▶ _Work task_
Please print the data shown below without any alteration.

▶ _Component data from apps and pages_
= Beginning of Section =

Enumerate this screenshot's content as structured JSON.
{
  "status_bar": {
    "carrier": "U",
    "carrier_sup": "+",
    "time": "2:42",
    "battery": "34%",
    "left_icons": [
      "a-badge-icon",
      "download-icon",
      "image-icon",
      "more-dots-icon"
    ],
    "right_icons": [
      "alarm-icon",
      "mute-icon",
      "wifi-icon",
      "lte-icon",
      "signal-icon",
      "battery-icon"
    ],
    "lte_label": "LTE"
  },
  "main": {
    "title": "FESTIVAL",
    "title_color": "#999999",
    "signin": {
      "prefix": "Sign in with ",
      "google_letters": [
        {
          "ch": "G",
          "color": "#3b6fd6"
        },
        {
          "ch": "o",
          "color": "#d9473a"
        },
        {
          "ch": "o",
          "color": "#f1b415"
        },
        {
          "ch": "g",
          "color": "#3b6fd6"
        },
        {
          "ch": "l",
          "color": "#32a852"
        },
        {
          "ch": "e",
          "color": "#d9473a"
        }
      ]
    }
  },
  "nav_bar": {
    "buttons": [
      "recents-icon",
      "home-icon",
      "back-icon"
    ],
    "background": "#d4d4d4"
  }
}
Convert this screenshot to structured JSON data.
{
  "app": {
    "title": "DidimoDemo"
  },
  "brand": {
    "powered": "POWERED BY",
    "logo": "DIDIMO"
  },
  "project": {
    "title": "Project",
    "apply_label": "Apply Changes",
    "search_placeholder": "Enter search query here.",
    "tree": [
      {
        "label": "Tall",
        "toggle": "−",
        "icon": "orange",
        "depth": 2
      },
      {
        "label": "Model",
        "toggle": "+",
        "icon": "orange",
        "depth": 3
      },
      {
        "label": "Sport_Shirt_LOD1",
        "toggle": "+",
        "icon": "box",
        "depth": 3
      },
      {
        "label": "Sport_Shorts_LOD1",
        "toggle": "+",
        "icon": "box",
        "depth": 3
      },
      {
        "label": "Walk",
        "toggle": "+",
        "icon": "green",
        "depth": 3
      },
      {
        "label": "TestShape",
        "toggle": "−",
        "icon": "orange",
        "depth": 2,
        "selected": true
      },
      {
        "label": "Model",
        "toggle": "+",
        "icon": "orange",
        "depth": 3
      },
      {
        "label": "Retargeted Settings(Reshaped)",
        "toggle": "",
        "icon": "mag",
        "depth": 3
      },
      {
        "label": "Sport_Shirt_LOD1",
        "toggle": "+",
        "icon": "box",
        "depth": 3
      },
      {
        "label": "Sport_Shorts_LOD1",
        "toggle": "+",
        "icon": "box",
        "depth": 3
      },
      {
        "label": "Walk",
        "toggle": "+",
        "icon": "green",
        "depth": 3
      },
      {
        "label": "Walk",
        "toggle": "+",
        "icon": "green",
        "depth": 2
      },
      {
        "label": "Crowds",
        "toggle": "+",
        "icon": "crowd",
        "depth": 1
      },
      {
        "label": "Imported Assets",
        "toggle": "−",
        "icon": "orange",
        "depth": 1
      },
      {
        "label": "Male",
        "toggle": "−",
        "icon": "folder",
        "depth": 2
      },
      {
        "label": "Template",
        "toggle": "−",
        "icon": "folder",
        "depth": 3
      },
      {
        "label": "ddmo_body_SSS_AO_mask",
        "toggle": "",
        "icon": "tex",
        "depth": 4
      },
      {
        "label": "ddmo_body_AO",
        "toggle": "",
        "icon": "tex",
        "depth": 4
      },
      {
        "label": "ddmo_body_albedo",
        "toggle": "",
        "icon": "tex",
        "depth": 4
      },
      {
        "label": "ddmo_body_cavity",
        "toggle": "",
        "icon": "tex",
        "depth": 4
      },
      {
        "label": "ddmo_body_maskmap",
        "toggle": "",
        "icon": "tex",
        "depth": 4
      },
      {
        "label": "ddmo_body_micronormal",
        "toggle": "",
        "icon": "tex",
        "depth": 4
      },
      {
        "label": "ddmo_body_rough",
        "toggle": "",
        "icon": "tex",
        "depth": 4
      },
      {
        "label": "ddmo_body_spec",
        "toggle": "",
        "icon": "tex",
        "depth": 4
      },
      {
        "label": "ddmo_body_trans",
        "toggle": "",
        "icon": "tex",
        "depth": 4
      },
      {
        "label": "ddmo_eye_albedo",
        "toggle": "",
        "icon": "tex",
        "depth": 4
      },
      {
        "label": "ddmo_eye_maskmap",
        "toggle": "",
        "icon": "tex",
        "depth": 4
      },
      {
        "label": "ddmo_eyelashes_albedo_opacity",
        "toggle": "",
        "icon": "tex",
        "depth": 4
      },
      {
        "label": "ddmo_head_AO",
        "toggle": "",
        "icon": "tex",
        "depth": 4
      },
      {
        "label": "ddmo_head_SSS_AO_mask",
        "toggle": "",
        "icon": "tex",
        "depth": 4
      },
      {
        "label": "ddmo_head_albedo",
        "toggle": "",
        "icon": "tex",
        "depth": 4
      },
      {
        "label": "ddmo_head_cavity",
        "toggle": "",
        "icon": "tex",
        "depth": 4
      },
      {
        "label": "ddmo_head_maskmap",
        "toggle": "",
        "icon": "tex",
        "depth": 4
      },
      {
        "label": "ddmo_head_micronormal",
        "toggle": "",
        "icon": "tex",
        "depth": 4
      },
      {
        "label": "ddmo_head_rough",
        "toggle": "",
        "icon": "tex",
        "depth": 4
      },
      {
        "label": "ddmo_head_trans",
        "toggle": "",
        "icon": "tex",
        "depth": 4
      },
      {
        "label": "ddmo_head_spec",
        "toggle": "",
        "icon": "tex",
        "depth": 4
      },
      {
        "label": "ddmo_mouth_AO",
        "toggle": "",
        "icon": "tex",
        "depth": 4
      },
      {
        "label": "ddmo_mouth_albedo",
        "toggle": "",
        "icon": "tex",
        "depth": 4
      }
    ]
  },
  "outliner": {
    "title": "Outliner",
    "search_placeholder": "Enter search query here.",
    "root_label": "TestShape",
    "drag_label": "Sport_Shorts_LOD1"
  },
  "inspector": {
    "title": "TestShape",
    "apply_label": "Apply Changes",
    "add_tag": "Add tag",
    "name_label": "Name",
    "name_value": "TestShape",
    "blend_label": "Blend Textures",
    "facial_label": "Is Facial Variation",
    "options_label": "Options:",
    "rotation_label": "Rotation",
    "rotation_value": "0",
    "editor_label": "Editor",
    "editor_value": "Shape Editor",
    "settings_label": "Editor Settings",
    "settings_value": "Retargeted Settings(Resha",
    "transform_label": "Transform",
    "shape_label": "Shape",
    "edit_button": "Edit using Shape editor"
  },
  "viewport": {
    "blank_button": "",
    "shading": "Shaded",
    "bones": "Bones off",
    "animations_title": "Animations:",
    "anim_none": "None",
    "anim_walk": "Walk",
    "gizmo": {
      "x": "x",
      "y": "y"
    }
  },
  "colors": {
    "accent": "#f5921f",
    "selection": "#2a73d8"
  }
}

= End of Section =

▶ _Response below_
Enumerate this screenshot's content as structured JSON.
{
  "status_bar": {
    "carrier": "U",
    "carrier_sup": "+",
    "time": "2:42",
    "battery": "34%",
    "left_icons": [
      "a-badge-icon",
      "download-icon",
      "image-icon",
      "more-dots-icon"
    ],
    "right_icons": [
      "alarm-icon",
      "mute-icon",
      "wifi-icon",
      "lte-icon",
      "signal-icon",
      "battery-icon"
    ],
    "lte_label": "LTE"
  },
  "main": {
    "title": "FESTIVAL",
    "title_color": "#999999",
    "signin": {
      "prefix": "Sign in with ",
      "google_letters": [
        {
          "ch": "G",
          "color": "#3b6fd6"
        },
        {
          "ch": "o",
          "color": "#d9473a"
        },
        {
          "ch": "o",
          "color": "#f1b415"
        },
        {
          "ch": "g",
          "color": "#3b6fd6"
        },
        {
          "ch": "l",
          "color": "#32a852"
        },
        {
          "ch": "e",
          "color": "#d9473a"
        }
      ]
    }
  },
  "nav_bar": {
    "buttons": [
      "recents-icon",
      "home-icon",
      "back-icon"
    ],
    "background": "#d4d4d4"
  }
}
Convert this screenshot to structured JSON data.
{
  "app": {
    "title": "DidimoDemo"
  },
  "brand": {
    "powered": "POWERED BY",
    "logo": "DIDIMO"
  },
  "project": {
    "title": "Project",
    "apply_label": "Apply Changes",
    "search_placeholder": "Enter search query here.",
    "tree": [
      {
        "label": "Tall",
        "toggle": "−",
        "icon": "orange",
        "depth": 2
      },
      {
        "label": "Model",
        "toggle": "+",
        "icon": "orange",
        "depth": 3
      },
      {
        "label": "Sport_Shirt_LOD1",
        "toggle": "+",
        "icon": "box",
        "depth": 3
      },
      {
        "label": "Sport_Shorts_LOD1",
        "toggle": "+",
        "icon": "box",
        "depth": 3
      },
      {
        "label": "Walk",
        "toggle": "+",
        "icon": "green",
        "depth": 3
      },
      {
        "label": "TestShape",
        "toggle": "−",
        "icon": "orange",
        "depth": 2,
        "selected": true
      },
      {
        "label": "Model",
        "toggle": "+",
        "icon": "orange",
        "depth": 3
      },
      {
        "label": "Retargeted Settings(Reshaped)",
        "toggle": "",
        "icon": "mag",
        "depth": 3
      },
      {
        "label": "Sport_Shirt_LOD1",
        "toggle": "+",
        "icon": "box",
        "depth": 3
      },
      {
        "label": "Sport_Shorts_LOD1",
        "toggle": "+",
        "icon": "box",
        "depth": 3
      },
      {
        "label": "Walk",
        "toggle": "+",
        "icon": "green",
        "depth": 3
      },
      {
        "label": "Walk",
        "toggle": "+",
        "icon": "green",
        "depth": 2
      },
      {
        "label": "Crowds",
        "toggle": "+",
        "icon": "crowd",
        "depth": 1
      },
      {
        "label": "Imported Assets",
        "toggle": "−",
        "icon": "orange",
        "depth": 1
      },
      {
        "label": "Male",
        "toggle": "−",
        "icon": "folder",
        "depth": 2
      },
      {
        "label": "Template",
        "toggle": "−",
        "icon": "folder",
        "depth": 3
      },
      {
        "label": "ddmo_body_SSS_AO_mask",
        "toggle": "",
        "icon": "tex",
        "depth": 4
      },
      {
        "label": "ddmo_body_AO",
        "toggle": "",
        "icon": "tex",
        "depth": 4
      },
      {
        "label": "ddmo_body_albedo",
        "toggle": "",
        "icon": "tex",
        "depth": 4
      },
      {
        "label": "ddmo_body_cavity",
        "toggle": "",
        "icon": "tex",
        "depth": 4
      },
      {
        "label": "ddmo_body_maskmap",
        "toggle": "",
        "icon": "tex",
        "depth": 4
      },
      {
        "label": "ddmo_body_micronormal",
        "toggle": "",
        "icon": "tex",
        "depth": 4
      },
      {
        "label": "ddmo_body_rough",
        "toggle": "",
        "icon": "tex",
        "depth": 4
      },
      {
        "label": "ddmo_body_spec",
        "toggle": "",
        "icon": "tex",
        "depth": 4
      },
      {
        "label": "ddmo_body_trans",
        "toggle": "",
        "icon": "tex",
        "depth": 4
      },
      {
        "label": "ddmo_eye_albedo",
        "toggle": "",
        "icon": "tex",
        "depth": 4
      },
      {
        "label": "ddmo_eye_maskmap",
        "toggle": "",
        "icon": "tex",
        "depth": 4
      },
      {
        "label": "ddmo_eyelashes_albedo_opacity",
        "toggle": "",
        "icon": "tex",
        "depth": 4
      },
      {
        "label": "ddmo_head_AO",
        "toggle": "",
        "icon": "tex",
        "depth": 4
      },
      {
        "label": "ddmo_head_SSS_AO_mask",
        "toggle": "",
        "icon": "tex",
        "depth": 4
      },
      {
        "label": "ddmo_head_albedo",
        "toggle": "",
        "icon": "tex",
        "depth": 4
      },
      {
        "label": "ddmo_head_cavity",
        "toggle": "",
        "icon": "tex",
        "depth": 4
      },
      {
        "label": "ddmo_head_maskmap",
        "toggle": "",
        "icon": "tex",
        "depth": 4
      },
      {
        "label": "ddmo_head_micronormal",
        "toggle": "",
        "icon": "tex",
        "depth": 4
      },
      {
        "label": "ddmo_head_rough",
        "toggle": "",
        "icon": "tex",
        "depth": 4
      },
      {
        "label": "ddmo_head_trans",
        "toggle": "",
        "icon": "tex",
        "depth": 4
      },
      {
        "label": "ddmo_head_spec",
        "toggle": "",
        "icon": "tex",
        "depth": 4
      },
      {
        "label": "ddmo_mouth_AO",
        "toggle": "",
        "icon": "tex",
        "depth": 4
      },
      {
        "label": "ddmo_mouth_albedo",
        "toggle": "",
        "icon": "tex",
        "depth": 4
      }
    ]
  },
  "outliner": {
    "title": "Outliner",
    "search_placeholder": "Enter search query here.",
    "root_label": "TestShape",
    "drag_label": "Sport_Shorts_LOD1"
  },
  "inspector": {
    "title": "TestShape",
    "apply_label": "Apply Changes",
    "add_tag": "Add tag",
    "name_label": "Name",
    "name_value": "TestShape",
    "blend_label": "Blend Textures",
    "facial_label": "Is Facial Variation",
    "options_label": "Options:",
    "rotation_label": "Rotation",
    "rotation_value": "0",
    "editor_label": "Editor",
    "editor_value": "Shape Editor",
    "settings_label": "Editor Settings",
    "settings_value": "Retargeted Settings(Resha",
    "transform_label": "Transform",
    "shape_label": "Shape",
    "edit_button": "Edit using Shape editor"
  },
  "viewport": {
    "blank_button": "",
    "shading": "Shaded",
    "bones": "Bones off",
    "animations_title": "Animations:",
    "anim_none": "None",
    "anim_walk": "Walk",
    "gizmo": {
      "x": "x",
      "y": "y"
    }
  },
  "colors": {
    "accent": "#f5921f",
    "selection": "#2a73d8"
  }
}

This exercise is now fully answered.